Eastern Tiger Swallowtail

Shooting butterflies is one of my favorite ways to spend time with a camera. They are beautiful and fascinating creatures that rarely cooperate with a photographer. Butterflies simply do not understand or care about the photographer’s needs.  They refuse to position themselves against a clean background, they decide to fly away at the exact moment you have the shot framed perfectly and they have no concept of the photographer’s depth of field concerns.

But when you get a capture that you like, it makes you feel like you’ve accomplished something. You immediately forget about the other 100 frames that were blurred, or where critical focus was missed or you framed the shot completely wrong. Each and every good one is a fleeting moment that will never return. A moment whether through skill, patience or good fortune you managed to get it right.
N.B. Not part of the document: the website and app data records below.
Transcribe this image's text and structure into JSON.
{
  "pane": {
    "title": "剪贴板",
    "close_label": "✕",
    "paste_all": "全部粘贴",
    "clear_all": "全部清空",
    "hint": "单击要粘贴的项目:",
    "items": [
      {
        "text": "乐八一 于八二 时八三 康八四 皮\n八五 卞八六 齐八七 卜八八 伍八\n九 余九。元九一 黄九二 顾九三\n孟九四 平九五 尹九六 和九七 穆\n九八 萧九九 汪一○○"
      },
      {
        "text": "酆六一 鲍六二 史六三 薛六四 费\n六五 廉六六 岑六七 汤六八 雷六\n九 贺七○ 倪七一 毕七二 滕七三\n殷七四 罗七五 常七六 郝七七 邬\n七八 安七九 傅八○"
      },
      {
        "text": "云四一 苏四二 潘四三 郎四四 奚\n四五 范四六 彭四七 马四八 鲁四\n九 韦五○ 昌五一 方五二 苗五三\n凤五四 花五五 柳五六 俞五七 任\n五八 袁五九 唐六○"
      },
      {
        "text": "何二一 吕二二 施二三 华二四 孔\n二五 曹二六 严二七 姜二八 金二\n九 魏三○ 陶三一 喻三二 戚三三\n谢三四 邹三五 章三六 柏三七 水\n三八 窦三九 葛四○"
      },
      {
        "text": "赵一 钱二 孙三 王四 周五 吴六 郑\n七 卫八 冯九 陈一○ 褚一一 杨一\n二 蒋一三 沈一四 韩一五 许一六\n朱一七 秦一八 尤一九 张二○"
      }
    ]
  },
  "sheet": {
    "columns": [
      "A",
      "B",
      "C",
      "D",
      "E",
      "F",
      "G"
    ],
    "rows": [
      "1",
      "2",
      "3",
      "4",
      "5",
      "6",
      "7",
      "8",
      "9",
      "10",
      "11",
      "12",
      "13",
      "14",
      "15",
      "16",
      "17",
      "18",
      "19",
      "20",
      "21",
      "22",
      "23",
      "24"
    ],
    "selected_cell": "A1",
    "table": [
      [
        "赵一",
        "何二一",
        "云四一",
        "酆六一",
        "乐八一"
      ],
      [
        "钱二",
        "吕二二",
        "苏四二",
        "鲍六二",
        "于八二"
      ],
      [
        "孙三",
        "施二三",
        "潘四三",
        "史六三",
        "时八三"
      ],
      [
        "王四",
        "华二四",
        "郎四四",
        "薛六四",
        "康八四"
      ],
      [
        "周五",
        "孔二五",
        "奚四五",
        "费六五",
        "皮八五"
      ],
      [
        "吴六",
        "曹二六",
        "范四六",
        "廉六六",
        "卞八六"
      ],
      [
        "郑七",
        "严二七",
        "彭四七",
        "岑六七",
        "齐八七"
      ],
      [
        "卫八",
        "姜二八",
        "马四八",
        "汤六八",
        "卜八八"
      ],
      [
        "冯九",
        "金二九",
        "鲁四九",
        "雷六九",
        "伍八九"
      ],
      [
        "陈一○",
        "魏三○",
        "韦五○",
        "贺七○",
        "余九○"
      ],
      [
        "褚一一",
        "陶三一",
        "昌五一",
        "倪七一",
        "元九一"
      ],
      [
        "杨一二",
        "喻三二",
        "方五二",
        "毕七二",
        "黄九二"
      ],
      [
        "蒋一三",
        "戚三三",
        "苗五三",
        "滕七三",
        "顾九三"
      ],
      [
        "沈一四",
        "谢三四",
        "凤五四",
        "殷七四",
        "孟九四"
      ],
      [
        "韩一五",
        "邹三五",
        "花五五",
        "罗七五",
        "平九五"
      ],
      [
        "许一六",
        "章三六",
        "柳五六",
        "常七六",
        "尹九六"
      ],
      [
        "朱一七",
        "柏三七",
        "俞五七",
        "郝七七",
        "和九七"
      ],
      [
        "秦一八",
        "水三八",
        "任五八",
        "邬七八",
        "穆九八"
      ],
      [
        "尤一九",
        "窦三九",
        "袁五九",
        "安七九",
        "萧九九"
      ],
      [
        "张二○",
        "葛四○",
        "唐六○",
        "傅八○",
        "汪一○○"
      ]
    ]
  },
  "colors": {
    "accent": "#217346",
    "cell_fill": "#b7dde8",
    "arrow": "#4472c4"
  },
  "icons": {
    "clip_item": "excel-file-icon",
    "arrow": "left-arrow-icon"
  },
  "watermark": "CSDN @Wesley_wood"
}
One of the reasons I liked this shot of an Eastern Tiger Swallowtail is that it was unconventional and unexpected. It was shot with a super telephoto lens, a Sigma 120-400mm at 360 for this frame. That’s 540mm in full frame speak. Everyone knows that shooting small things is supposed to be done with a proper macro lens. Turns out that’s not a hard and fast rule.  I had started the day with a mission to shoot squirrels, so that was the lens I had.
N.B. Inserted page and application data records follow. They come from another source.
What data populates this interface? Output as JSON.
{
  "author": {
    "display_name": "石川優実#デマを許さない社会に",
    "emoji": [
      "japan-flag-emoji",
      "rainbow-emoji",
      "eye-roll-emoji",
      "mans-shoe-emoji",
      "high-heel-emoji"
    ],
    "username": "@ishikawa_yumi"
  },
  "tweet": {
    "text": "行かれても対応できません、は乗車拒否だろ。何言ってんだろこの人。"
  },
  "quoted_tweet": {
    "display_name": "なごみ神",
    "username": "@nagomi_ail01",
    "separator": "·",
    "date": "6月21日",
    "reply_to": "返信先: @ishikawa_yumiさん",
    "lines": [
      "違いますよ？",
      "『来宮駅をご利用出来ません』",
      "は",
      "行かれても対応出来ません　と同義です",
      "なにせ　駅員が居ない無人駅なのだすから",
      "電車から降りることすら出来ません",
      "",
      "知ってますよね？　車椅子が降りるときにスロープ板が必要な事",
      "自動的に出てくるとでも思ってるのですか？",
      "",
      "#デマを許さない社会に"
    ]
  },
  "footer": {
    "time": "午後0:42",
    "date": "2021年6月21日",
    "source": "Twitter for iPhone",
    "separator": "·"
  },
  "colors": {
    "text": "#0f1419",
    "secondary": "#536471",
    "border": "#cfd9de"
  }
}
This swallowtail was feeding on a small Buddleia or butterfly bush in my own back yard.  The bush was only 4 feet tall so that was another problem to overcome. To get a decent angle for an even halfway clean background the only solution was crawling around in the dirt with that cumbersome lens. That means making sure there was enough shutter speed to hand hold. I pushed the ISO to 500, which for the A77 is getting into risky territory. It took a few layers of subtle noise reduction with Imagenomics Noiseware to get the final image super clean without losing the detailed textures.

Was it worth it? In the end I got a shot from an unconventional point of view, with a clean composition and detail that holds up. At my level of experience it felt like an accomplishment. Most of all it demonstrates that there are good shots to be had right in your own backyard. It’s all about seeing what’s there and taking a chance.


More information on Papio glaucus